PeaceHealth Nurses Mull a Strike Amid Wage, Workload Pressures

Nurses at PeaceHealth’s Sacred Heart Home Care Services have voted to authorize a strike, citing low wages and staffing strains.

PeaceHealth operates two hospice locations in Oregon, along with six others in Alaska and Washington state.

Roughly 90 of its home health and hospice registered nurses represented by the Oregon Nurses Association (ONA) recently voted in favor of strike, though ultimately decided to postpone that action as wage negotiations continue.


Clinicians have struggled with larger patient caseloads and tougher financial burdens that impact their ability to provide quality care, according to Jo Turner, hospice nurse at PeaceHealth. She is also a member of ONA’s executive committee at the health system.

”For many years, the nurses at Sacred Heart Home Care Services were there to pick up the slack,” Turner said in an ONA announcement. “We’ve taken on patients not only that no other home care company will take, but [also] cannot take because they do not have the nurses that have the expertise to take these patients that are coming out of the hospital. But as PeaceHealth continues to low-ball us and leave us without a contract, we’re losing the nurses we need to care for our most vulnerable community members.”

PeaceHealth offers hospice, palliative, pediatric, primary and immediate and urgent care, along with behavioral health and home-based services, among others. The nonprofit health care system operates medical centers, critical access hospitals and hospice facilities in Alaska, Oregon and Washington.


Wage negotiations in Oregon have been in the works for nearly a year since nursing contracts expired in April 2023. Another round of negotiation is anticipated early this month.

Though the clinicians are ready to strike, they are waiting to see how the bargaining process unfolds, hoping it yields higher pay, according to Turner.

Hospice and home health clinicians have been required to do more with less for several years during ongoing staffing shortages exacerbated by the pandemic and lower wage thresholds than their counterparts in other care settings, Turner indicated.

In August, PeaceHealth reached an agreement with hospital nurses that raised wages 8%. Nurses with three years of experience now receive an hourly wage of $47.74. This is a rise from the 4.75% increase the health system most recently offered home health and hospice nurses, or an hourly wage of $43.31.

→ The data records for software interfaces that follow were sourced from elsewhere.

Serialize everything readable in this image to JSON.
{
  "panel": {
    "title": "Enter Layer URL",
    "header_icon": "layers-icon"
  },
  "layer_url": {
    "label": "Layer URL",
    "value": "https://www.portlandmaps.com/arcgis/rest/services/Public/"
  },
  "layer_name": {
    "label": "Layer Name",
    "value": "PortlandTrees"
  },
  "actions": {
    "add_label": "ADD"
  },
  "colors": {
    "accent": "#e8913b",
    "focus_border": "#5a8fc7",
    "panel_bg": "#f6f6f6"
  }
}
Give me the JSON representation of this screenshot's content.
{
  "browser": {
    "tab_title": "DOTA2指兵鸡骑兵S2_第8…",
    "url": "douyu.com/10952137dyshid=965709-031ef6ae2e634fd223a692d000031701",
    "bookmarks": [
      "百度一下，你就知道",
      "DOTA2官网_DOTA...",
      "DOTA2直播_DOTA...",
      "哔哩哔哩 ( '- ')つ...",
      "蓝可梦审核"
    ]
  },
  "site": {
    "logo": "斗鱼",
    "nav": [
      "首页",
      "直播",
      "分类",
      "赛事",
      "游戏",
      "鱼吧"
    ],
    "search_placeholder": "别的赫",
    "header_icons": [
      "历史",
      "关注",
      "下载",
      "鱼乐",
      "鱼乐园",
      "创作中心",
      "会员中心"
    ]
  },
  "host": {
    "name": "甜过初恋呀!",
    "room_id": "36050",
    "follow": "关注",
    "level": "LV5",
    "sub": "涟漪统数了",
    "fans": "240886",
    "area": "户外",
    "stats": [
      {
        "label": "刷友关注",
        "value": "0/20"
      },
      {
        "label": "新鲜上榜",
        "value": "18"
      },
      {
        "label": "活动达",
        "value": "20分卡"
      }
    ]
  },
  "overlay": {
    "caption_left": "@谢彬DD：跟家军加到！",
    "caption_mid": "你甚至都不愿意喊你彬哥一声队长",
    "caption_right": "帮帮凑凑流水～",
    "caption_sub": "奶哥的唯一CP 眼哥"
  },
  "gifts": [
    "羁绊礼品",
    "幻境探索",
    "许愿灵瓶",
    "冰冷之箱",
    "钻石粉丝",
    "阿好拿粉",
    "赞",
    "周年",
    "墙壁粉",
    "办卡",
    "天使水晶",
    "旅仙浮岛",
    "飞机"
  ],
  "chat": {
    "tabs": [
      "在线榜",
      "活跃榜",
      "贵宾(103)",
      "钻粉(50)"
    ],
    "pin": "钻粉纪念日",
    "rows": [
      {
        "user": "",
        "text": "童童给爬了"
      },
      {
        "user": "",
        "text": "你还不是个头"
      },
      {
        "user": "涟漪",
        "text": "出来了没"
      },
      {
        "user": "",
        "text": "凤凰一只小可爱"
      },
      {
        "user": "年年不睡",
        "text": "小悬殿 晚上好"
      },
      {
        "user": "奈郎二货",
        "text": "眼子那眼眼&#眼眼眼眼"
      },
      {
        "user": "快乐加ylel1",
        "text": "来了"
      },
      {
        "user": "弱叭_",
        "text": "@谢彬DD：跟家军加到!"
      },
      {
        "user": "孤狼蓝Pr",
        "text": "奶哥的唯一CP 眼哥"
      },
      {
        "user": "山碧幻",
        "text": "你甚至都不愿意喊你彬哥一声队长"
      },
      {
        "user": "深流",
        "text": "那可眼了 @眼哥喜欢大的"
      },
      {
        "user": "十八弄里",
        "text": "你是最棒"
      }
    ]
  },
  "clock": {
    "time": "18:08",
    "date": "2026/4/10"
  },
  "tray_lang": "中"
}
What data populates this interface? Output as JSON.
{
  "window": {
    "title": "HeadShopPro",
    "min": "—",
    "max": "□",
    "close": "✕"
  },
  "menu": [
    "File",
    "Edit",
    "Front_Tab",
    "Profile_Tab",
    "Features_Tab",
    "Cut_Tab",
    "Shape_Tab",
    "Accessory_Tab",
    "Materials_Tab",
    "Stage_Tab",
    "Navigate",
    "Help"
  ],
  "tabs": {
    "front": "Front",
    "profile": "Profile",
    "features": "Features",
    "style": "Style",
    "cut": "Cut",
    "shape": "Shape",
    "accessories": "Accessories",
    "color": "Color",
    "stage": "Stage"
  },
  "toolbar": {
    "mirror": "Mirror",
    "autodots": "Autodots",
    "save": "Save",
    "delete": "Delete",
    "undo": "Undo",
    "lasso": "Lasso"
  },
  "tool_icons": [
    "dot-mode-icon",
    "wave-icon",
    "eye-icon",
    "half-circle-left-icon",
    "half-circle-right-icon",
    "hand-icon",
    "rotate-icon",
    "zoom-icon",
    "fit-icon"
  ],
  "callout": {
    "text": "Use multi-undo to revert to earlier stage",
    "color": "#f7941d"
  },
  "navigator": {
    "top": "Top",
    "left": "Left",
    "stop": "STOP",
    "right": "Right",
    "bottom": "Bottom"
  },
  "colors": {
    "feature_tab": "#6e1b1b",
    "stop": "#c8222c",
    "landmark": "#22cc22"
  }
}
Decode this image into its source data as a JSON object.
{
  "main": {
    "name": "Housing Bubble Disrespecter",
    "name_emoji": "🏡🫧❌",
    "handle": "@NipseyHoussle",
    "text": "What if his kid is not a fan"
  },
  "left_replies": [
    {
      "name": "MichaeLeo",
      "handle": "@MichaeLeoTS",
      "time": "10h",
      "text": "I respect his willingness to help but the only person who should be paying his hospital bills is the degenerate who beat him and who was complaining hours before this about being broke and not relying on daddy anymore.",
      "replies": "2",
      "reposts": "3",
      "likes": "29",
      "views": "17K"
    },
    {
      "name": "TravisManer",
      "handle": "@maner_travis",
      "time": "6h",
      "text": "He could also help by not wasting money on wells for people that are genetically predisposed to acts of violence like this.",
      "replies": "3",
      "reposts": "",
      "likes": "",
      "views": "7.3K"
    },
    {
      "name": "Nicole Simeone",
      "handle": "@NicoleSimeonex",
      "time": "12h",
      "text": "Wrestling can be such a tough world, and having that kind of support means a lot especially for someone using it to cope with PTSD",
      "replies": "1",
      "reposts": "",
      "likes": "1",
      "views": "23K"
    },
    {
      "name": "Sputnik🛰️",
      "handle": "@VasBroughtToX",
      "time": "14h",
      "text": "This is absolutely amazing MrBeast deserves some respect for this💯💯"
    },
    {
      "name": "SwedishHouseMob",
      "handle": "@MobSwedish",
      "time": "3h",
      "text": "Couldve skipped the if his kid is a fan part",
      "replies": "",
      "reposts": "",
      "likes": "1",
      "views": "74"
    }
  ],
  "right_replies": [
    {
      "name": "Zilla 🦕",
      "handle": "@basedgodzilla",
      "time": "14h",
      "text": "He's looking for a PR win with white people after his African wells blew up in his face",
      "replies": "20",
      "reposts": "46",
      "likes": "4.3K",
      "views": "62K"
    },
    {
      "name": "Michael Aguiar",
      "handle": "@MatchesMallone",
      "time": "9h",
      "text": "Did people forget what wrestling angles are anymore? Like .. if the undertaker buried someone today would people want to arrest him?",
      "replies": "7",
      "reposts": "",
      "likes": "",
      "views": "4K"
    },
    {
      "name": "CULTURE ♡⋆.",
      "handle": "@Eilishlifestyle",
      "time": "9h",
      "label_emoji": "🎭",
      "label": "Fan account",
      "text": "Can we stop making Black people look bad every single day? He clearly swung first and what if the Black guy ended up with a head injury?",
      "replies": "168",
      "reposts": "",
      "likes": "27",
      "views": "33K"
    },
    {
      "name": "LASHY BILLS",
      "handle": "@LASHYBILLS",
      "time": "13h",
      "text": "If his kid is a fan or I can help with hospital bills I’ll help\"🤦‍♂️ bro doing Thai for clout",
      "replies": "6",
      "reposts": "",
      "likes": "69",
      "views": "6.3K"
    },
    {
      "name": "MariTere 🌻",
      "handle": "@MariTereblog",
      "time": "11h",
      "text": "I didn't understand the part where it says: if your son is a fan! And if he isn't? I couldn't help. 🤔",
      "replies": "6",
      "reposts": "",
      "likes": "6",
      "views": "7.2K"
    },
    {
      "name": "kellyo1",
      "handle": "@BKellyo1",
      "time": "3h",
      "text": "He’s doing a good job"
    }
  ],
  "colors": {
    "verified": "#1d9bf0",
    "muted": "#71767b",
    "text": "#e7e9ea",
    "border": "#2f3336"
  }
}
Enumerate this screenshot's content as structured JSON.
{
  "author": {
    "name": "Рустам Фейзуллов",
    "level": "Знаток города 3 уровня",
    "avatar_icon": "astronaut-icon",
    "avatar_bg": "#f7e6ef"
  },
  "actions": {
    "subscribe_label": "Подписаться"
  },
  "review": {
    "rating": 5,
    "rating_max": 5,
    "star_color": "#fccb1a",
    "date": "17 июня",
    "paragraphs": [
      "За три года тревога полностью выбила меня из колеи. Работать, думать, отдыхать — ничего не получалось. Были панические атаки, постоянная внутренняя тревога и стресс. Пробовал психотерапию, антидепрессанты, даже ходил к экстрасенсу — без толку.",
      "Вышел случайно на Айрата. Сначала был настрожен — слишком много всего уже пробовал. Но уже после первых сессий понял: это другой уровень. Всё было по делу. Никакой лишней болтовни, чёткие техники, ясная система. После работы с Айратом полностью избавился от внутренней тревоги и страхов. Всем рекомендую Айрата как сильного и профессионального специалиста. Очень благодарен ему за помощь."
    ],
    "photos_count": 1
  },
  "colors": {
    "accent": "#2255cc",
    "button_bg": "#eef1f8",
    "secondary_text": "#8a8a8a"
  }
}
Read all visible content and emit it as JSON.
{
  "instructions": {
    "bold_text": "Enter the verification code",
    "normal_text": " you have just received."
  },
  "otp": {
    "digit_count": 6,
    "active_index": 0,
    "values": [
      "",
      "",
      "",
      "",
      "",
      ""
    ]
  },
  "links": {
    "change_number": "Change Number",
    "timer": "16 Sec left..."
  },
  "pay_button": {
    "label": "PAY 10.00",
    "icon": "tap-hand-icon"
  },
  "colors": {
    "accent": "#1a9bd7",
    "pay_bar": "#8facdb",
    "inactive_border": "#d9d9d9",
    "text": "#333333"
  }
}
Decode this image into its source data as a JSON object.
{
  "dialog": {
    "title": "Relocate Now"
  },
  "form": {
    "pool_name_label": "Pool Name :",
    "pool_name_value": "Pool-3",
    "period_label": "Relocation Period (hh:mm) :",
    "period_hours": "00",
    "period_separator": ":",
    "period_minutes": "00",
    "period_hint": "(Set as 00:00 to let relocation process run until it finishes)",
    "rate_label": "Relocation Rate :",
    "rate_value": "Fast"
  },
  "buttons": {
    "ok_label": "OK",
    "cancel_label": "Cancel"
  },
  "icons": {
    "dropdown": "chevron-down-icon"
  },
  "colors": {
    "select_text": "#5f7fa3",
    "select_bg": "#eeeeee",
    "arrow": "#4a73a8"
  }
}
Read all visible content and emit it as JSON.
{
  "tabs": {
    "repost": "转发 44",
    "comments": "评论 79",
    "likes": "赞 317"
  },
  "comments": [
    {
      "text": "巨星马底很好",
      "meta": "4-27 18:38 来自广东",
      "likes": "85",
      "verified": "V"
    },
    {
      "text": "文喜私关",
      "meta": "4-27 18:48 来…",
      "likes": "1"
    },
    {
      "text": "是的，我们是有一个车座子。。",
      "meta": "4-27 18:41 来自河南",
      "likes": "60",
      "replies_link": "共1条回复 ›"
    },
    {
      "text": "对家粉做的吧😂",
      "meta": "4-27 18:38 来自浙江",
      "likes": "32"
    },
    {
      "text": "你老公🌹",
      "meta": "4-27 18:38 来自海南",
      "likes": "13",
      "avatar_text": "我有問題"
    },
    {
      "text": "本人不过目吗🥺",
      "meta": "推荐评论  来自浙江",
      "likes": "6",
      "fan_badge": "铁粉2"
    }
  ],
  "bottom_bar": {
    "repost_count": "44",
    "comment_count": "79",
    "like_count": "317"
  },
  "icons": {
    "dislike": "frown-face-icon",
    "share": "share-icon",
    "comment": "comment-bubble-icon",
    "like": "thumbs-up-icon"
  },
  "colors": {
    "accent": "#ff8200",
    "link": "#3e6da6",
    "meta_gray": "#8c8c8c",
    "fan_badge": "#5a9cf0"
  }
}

“We’re not calling for a strike because we still have another negotiation scheduled for January 5,” Turner told local news. “We are hoping for the best, but prepared for the worst — and that’s what we need to do. So, we’re giving PeaceHealth another chance to come to that table with a fair and decent contract. Because deep in our hearts, we know that our patients come first. But if PeaceHealth leaves us no other option than to strike, then that’s something we must do.”

State law in Oregon would require a 10-day notice prior to a nursing strike. To date, no notice has been made.

Without a wage hike, clinical staff members may ultimately decide to leave, according to Paulette Farrell, hospice nurse at PeaceHealth. The health system’s most recent wage offerings for nurses would result in an income loss versus gain, leaving clinicians with difficult financial decisions tied to retention, Farrell stated.

“Nurses like me who’ve been around for a while — they’re gonna leave,” Farrell in local news reports. “They’re gonna leave to go work for the hospital where they can make more money, or the other hospital in town where they can make more money.”